Here’s another peeve: Do not taxi into position and hold/line up and wait at non-towered airports. That leaves you stationary—and harder to see—with your back to any traffic. If you’ll have any delay, hold short of the runway until you’re ready to go. If you taxi out and then find something that will cause a delay, taxi clear and deal with it. The FAA provides no guidance on this at non-towered airports, but it seems like good practice to avoid making yourself a target.
More strategies for protecting yourself against pattern-compliant and non-compliant pilots:
See And Be Seen: Turn on all your lights and strobes when in the vicinity of an airport. Flashing lights in particular attract attention. Lights may not all be visible on a bright day, but get in the habit and you won’t forget on a cloudy day when it might make a difference.
Hear And Be Heard: Make and listen for standard callouts near airports and in the pattern. Be precise with your location and concise with the information you provide. Don’t tie up the frequency with rambling radio calls, either—make sure everyone listening can understand where you are and what you’re doing. If you’ve not arranged a rental car or passenger pickup before takeoff, it can wait until after you land. Leave the CTAF for its primary use: traffic reporting and awareness.

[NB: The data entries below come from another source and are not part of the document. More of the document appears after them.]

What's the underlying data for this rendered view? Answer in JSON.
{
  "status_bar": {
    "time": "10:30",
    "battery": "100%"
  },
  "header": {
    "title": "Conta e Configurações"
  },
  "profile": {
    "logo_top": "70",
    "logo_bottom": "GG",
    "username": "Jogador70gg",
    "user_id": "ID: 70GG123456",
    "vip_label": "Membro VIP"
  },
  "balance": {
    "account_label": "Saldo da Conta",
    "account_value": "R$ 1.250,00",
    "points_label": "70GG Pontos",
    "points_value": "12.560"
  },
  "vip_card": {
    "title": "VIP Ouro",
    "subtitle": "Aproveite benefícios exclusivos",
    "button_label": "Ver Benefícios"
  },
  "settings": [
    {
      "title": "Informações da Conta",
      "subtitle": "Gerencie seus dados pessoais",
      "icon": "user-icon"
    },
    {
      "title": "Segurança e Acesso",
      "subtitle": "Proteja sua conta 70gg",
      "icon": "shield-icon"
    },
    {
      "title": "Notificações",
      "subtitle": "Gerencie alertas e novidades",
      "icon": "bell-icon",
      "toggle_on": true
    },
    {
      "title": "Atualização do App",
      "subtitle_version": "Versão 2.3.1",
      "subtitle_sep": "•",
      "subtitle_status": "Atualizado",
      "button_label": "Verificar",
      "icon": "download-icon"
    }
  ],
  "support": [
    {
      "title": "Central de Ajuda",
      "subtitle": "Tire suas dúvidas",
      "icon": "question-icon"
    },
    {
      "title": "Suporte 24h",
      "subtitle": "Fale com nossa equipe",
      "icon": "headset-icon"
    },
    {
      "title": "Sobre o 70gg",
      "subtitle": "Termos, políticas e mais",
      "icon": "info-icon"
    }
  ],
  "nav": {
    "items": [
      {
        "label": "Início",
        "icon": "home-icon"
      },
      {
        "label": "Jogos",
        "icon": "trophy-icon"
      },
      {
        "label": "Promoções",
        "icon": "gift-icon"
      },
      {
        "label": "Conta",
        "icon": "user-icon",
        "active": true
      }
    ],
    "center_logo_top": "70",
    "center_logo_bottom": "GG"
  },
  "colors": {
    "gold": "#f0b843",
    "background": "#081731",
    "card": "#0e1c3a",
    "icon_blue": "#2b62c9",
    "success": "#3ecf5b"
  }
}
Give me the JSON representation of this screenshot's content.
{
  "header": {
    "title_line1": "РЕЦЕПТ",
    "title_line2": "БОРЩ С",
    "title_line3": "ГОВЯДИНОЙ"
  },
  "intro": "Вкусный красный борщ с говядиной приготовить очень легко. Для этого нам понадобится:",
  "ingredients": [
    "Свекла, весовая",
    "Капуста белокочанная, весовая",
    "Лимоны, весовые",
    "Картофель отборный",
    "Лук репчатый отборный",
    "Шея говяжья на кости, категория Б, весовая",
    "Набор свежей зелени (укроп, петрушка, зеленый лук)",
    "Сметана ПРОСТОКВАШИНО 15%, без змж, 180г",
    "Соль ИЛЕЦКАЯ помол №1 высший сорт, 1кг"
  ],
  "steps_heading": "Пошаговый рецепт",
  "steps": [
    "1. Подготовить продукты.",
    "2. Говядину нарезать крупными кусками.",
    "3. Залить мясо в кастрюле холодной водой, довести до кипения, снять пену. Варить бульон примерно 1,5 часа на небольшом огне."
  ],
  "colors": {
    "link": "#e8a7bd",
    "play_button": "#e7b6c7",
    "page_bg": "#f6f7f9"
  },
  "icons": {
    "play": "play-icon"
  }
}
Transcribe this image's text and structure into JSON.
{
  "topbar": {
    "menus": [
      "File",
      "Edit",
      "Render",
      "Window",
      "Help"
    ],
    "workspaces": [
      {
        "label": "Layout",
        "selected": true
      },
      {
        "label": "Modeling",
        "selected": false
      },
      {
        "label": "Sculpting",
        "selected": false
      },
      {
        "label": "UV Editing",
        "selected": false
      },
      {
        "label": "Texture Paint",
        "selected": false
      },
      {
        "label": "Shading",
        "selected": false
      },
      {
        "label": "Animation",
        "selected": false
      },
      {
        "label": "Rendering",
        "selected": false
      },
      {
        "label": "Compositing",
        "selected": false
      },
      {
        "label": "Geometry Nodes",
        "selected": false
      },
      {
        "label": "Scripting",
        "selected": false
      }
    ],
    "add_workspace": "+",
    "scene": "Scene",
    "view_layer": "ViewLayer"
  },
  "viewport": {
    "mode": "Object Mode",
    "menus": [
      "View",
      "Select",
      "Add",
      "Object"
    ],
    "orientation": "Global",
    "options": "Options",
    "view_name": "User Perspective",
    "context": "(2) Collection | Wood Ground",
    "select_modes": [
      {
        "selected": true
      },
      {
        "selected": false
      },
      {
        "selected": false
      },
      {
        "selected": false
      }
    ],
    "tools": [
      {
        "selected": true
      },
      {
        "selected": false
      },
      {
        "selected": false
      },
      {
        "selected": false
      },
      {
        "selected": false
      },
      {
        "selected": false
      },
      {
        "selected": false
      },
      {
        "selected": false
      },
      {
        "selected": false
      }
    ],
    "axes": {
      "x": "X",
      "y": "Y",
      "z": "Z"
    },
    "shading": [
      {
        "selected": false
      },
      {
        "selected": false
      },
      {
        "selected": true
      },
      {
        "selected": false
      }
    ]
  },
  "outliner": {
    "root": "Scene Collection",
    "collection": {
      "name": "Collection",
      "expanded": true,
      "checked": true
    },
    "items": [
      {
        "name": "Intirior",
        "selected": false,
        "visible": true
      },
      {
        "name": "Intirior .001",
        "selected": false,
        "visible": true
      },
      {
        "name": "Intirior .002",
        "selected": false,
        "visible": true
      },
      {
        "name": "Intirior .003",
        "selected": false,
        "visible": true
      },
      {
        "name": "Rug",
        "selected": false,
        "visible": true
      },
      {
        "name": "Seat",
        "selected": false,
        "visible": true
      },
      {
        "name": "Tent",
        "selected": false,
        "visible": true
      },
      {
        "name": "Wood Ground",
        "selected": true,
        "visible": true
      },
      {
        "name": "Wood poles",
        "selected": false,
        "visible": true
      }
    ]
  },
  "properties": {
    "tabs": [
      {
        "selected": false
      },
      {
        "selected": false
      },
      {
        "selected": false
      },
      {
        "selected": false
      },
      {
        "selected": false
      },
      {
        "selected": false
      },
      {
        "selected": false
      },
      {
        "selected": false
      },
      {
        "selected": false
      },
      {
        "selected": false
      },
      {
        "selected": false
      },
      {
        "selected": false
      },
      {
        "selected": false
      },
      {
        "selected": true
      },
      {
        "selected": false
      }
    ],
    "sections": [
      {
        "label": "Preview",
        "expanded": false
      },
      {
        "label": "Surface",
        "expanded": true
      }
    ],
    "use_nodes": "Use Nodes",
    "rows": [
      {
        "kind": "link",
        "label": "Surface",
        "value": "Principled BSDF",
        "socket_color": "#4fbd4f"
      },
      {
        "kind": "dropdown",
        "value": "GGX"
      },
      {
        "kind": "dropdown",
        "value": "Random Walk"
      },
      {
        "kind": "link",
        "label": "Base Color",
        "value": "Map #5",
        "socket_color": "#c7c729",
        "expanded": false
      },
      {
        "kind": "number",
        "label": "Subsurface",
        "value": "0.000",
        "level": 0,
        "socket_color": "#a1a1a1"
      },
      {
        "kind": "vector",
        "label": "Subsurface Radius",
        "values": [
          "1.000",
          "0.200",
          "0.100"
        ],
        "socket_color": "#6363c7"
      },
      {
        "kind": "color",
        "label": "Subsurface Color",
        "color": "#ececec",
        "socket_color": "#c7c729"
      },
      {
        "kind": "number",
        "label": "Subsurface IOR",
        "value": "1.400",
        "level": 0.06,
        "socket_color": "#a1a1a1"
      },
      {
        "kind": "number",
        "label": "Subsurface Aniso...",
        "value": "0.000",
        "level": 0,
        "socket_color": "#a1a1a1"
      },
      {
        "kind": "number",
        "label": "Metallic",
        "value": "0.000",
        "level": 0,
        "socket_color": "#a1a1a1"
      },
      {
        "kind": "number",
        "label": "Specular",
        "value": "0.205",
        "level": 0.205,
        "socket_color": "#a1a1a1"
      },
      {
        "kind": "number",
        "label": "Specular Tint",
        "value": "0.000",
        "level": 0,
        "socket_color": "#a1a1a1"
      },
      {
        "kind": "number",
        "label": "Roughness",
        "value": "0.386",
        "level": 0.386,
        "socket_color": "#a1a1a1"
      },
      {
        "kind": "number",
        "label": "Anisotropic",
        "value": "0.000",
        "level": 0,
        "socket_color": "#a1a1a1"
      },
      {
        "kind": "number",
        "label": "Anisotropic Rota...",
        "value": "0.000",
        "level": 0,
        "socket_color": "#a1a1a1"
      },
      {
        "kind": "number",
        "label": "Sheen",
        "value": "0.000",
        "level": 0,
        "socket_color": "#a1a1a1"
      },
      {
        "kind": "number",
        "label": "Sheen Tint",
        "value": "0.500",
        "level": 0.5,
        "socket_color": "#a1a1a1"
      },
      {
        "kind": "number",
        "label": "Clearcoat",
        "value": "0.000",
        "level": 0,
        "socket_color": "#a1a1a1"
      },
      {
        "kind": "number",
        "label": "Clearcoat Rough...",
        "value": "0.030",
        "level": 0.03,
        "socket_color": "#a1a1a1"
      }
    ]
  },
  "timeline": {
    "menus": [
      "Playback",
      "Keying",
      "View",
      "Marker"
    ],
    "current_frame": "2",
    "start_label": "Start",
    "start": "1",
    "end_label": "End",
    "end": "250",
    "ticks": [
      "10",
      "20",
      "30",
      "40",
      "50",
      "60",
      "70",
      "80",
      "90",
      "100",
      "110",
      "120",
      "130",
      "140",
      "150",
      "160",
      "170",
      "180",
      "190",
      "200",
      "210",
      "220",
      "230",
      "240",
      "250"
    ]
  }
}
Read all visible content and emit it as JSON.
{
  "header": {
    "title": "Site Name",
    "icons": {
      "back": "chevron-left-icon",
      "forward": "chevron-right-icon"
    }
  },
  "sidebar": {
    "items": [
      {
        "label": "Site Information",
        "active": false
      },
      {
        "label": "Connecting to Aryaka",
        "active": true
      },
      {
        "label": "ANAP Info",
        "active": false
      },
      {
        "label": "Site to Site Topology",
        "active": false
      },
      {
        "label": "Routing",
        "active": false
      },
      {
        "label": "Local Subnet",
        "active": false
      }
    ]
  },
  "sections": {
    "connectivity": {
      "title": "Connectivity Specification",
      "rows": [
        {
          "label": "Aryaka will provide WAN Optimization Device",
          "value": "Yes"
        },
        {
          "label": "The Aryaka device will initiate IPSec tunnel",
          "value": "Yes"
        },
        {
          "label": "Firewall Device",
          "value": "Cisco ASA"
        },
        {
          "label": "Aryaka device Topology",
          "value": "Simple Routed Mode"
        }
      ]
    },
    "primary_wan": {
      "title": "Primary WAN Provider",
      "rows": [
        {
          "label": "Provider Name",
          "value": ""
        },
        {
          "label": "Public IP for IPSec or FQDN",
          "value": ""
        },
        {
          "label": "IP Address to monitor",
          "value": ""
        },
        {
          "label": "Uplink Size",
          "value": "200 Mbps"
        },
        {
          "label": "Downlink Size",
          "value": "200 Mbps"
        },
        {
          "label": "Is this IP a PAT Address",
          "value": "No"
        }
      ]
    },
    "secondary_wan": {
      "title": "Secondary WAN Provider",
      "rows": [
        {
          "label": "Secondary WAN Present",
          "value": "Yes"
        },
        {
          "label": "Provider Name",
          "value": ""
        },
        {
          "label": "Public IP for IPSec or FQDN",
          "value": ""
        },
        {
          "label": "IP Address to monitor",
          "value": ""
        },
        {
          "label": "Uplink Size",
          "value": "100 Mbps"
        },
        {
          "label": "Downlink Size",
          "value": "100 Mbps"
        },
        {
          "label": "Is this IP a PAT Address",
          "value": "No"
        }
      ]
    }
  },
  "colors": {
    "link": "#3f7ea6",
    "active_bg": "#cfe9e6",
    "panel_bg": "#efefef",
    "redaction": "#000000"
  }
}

Remember also that at non-towered airports (and in some cases, tower-controlled airports) there may be some aircraft operating perfectly legally without a radio. And it’s far from “unheard” of for a pilot to have dialed in the wrong frequency and inadvertently removed him/herself from radio participation. So although you should actively listen as well as broadcast, don’t assume that not hearing someone on the radio means no other aircraft are nearby. Keep a sharp eye outside.
Do What’s Expected: You naturally look for other airplanes where you’d expect to see them in the traffic pattern. Defend yourself by doing what others expect you to do. Fly the normal pattern at the speeds normal for your airplane, making the normal radio calls. Even if Ghost Rider is blasting through a pattern that’s full, he/she is probably looking for other airplanes where they’re expected to be. Protect yourself by being there.
Don’t Argue On The Radio: Regulations and standard pattern practices define who has the right-of-way in the airport traffic pattern. Don’t argue the point on the radio if you see a conflict. It’s not a contest—but even if it was, you have to survive to win.
We’d like to think everyone will follow the rules for airport traffic patterns. Most training, articles and discussion about mid-air collisions focus on the rules, assuming that everyone will comply when presented with a critical review. Unfortunately, there are “unreachable” pilots out there who won’t get the message or will disregard it if they do. Many others may create a conflict inadvertently. Sometimes it’s valuable to assume not everyone will follow the rules. When that happens, it’s important to protect yourself and your passengers.
Tom Turner is a CFII-MEI who frequently writes and lectures on aviation safety.